The first £1,000 of interest from savings is tax-free for basic-rate taxpayers (£500 for higher-rate). Only when savings income exceeds the allowance is tax due on it. 

5 Get smart – get switching

Energy

Millions of people are paying over the odds for their gas and electricity by sitting on an outdated standard variable rate (SVR) tariff. But only a third of us ever bother to switch provider. Make sure you do! Try sagacompare.com/energy.

Broadband and landline

Signing up to a ‘bundle’ that combines your landline and internet access can be far cheaper than buying them separately. Visit sagacompare.com/broadband to find out whether you can beat the price you’re paying at the moment.

Mobile phone

More than three-quarters of customers are on the wrong mobile phone tariff, with just a quarter of us using all of our free minutes and texts. As a result, we’re shelling out more money than we ought to.

The sheer number of tariffs, deals and one-off offers that are available can make it difficult to find the cheapest plan, so it’s best to go online and use one of services that compare prices from different companies to simplify the process.

Billmonitor.com, for instance, compares more than 2.5 million UK mobile phone deals. By looking at details such as the number of free minutes, off-peak calling and charge limits, it can identify the tariffs that could save you the most money.

Seven tips for safer mobile phone charging.

6 Beef up your benefits

Each year up to £3.5bn of Pension Credit and Housing Benefit is going unclaimed by older people, according to Age UK. So, even if you think that you’re getting everything to which you're entitled, taking the time to check can pay dividends.

Some benefits, such as the Winter Fuel Payment, are entirely dependent on age – and not at all related to income. What’s more, you could discover that you're eligible for Housing Benefit or Council Tax Support. You’ll find lots more information about the allowances and benefits you may be missing out on at saga.co.uk/benefits.

It’s worth spending a few extra minutes checking whether you qualify for any of the age-related discounts, too. If you're over 75, for instance, you're entitled to a free TV licence – that’s a saving of £147 a year.

Informative, in-depth and in the know: get the latest money news with Saga Magazine. 

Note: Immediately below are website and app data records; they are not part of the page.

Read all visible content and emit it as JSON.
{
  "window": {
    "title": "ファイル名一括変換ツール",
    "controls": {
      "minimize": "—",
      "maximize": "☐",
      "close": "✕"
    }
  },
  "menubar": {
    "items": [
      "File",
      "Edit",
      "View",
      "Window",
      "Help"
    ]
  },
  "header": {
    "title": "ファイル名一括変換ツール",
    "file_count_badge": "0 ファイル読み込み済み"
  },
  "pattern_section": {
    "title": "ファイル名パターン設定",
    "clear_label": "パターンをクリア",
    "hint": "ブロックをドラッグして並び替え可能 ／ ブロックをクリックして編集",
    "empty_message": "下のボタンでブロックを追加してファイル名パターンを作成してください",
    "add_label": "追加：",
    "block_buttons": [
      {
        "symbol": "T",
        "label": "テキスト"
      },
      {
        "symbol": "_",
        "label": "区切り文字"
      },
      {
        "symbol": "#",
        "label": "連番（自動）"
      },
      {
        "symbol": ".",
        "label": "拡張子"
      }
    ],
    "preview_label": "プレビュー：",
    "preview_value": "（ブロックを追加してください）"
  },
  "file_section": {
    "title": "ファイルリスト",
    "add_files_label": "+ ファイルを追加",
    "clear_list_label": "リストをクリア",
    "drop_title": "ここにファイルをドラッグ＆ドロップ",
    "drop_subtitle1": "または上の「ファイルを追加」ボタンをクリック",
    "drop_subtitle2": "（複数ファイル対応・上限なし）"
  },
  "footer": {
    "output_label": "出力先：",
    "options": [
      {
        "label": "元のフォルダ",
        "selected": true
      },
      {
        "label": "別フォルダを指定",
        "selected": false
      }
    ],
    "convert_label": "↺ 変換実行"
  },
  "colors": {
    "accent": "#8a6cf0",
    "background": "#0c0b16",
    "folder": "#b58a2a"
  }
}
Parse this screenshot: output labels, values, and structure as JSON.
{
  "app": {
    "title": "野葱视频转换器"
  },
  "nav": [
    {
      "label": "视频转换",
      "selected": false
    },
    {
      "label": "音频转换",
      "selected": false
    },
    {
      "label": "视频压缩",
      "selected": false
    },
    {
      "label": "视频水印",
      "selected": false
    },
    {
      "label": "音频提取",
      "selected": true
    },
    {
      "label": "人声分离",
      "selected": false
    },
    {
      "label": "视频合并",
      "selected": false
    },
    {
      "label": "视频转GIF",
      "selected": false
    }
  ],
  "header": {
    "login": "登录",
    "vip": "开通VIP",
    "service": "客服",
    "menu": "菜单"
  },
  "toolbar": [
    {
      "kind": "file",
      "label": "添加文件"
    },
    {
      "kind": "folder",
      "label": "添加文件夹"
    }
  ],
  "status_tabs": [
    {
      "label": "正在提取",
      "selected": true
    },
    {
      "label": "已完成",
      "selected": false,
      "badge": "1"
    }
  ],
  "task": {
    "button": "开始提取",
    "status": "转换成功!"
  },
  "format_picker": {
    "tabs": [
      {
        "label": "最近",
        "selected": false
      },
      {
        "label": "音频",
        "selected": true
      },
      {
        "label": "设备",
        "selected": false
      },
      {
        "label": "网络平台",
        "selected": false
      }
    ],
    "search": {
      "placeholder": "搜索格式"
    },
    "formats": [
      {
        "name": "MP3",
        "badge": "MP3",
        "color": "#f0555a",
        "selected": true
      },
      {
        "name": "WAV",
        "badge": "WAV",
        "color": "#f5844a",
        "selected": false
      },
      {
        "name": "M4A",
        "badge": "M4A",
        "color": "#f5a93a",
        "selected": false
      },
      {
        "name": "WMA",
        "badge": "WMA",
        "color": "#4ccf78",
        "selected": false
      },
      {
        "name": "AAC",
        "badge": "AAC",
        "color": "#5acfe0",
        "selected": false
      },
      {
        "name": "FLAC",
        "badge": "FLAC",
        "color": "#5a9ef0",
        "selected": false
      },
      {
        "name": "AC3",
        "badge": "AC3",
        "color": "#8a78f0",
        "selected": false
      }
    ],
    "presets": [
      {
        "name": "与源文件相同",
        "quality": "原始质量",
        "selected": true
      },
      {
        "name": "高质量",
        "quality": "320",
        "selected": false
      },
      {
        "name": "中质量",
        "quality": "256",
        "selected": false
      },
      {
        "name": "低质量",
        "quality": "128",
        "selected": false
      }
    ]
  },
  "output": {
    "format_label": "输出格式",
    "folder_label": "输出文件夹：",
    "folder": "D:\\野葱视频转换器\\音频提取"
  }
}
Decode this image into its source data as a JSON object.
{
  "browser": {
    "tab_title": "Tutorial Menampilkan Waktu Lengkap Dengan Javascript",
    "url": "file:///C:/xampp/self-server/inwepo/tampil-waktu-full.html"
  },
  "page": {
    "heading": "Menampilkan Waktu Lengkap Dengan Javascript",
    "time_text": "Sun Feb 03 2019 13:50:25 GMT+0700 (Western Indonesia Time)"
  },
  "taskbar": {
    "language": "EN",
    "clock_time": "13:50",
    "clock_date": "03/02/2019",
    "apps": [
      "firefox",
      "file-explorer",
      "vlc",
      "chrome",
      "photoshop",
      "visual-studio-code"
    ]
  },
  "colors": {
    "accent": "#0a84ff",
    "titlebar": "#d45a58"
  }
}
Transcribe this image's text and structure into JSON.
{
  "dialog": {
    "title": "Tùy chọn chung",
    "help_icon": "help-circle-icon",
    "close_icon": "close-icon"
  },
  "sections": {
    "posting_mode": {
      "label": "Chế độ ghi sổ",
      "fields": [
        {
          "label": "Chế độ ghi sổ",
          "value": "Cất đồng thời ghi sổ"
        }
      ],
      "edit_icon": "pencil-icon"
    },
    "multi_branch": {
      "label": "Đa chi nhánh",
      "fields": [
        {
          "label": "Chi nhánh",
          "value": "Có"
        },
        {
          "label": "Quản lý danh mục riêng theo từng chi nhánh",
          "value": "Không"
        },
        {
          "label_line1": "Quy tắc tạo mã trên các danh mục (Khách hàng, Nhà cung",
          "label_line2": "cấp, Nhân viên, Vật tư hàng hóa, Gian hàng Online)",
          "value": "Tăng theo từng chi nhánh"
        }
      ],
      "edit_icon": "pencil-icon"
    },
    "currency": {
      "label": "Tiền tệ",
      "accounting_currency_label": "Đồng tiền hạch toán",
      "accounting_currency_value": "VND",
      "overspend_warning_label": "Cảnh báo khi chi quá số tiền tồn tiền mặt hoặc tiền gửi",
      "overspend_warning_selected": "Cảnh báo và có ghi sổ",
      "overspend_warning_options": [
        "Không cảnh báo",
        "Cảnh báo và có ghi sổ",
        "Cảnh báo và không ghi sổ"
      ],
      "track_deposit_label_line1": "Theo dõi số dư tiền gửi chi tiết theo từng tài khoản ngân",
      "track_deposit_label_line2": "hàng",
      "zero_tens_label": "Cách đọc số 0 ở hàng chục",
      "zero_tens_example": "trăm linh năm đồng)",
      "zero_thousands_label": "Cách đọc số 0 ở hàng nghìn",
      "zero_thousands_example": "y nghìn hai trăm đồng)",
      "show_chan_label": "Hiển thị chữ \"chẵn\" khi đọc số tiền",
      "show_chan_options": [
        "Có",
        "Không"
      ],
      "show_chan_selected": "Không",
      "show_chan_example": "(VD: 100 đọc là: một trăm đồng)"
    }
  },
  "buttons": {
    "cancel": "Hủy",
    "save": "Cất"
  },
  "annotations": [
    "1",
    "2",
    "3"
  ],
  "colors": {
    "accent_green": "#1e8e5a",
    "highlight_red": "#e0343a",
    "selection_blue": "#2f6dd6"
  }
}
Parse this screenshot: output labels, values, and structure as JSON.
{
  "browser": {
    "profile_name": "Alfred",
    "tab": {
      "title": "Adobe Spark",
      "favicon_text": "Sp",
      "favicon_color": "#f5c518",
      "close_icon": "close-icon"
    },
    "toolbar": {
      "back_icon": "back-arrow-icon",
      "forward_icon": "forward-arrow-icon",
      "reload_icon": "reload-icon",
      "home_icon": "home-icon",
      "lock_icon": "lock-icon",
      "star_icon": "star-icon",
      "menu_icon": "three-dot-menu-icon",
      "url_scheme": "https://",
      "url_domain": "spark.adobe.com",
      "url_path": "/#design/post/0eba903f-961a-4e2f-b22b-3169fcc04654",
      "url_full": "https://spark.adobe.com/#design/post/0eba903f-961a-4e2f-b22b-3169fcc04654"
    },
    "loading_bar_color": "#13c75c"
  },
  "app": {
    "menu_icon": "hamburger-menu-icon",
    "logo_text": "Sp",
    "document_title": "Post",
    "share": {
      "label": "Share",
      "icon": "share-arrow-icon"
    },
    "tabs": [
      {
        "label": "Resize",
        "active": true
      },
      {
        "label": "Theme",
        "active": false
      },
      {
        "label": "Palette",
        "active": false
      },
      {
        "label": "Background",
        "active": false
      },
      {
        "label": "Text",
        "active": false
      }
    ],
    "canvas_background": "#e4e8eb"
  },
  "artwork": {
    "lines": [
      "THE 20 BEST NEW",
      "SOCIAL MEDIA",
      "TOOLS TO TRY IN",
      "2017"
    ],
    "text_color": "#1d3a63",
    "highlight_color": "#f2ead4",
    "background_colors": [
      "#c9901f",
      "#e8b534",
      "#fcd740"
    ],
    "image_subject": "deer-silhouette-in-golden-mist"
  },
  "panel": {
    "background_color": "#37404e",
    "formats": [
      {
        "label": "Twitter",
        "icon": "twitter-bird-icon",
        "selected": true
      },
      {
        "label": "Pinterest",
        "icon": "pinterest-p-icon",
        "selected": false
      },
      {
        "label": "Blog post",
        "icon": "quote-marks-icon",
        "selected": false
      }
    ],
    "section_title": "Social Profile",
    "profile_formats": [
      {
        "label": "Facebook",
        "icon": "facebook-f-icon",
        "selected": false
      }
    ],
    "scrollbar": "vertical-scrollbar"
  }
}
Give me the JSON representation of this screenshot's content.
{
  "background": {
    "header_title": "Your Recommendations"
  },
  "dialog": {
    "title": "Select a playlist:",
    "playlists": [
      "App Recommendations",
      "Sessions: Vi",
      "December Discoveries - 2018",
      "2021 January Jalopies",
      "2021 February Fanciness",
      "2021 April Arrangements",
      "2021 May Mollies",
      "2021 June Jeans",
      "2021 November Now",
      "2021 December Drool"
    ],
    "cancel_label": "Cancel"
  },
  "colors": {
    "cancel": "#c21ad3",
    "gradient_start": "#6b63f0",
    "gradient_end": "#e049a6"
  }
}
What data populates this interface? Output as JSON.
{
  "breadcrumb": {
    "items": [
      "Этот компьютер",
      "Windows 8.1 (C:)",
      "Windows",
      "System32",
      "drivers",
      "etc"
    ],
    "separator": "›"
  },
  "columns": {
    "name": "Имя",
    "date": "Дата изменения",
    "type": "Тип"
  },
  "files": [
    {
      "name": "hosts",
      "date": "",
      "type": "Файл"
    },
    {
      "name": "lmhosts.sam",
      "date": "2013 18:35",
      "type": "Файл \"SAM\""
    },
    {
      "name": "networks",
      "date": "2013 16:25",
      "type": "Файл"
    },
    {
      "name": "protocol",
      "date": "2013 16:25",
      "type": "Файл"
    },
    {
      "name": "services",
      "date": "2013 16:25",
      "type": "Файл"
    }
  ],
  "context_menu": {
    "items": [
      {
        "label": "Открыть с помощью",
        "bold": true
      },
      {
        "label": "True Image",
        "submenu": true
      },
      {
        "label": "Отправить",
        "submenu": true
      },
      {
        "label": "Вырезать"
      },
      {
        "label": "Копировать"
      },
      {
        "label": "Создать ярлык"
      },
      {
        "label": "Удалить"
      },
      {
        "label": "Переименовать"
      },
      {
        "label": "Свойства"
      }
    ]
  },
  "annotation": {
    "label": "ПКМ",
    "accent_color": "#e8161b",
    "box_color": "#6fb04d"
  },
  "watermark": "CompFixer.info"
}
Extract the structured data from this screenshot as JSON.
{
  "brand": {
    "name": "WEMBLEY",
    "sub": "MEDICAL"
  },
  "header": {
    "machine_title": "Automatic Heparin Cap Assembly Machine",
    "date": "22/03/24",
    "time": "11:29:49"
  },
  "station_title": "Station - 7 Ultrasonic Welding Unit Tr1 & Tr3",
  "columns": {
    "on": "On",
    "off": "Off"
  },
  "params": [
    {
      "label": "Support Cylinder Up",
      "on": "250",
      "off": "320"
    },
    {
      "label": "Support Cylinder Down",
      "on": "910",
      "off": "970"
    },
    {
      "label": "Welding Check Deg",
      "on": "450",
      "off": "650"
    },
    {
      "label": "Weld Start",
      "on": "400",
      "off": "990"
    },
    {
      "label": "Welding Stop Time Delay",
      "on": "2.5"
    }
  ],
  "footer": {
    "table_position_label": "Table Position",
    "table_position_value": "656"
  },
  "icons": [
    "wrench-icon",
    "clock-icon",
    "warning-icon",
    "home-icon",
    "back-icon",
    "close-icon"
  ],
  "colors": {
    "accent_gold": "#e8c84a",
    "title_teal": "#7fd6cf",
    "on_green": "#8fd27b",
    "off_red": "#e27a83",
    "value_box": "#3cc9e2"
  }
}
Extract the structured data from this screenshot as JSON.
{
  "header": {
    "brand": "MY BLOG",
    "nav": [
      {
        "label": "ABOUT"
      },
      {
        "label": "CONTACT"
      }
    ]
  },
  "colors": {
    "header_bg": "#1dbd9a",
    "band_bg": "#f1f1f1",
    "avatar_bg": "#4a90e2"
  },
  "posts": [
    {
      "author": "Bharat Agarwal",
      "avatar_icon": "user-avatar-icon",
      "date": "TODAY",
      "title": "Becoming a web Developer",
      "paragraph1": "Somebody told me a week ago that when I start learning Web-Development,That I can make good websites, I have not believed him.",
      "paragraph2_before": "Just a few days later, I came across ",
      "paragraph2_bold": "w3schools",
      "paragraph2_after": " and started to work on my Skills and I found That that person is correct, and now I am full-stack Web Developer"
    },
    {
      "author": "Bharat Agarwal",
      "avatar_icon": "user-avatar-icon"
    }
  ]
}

The opinions expressed are those of the author and are not held by Saga unless specifically stated.

The material is for general information only and does not constitute investment, tax, legal, medical or other form of advice. You should not rely on this information to make (or refrain from making) any decisions. Always obtain independent, professional advice for your own particular situation.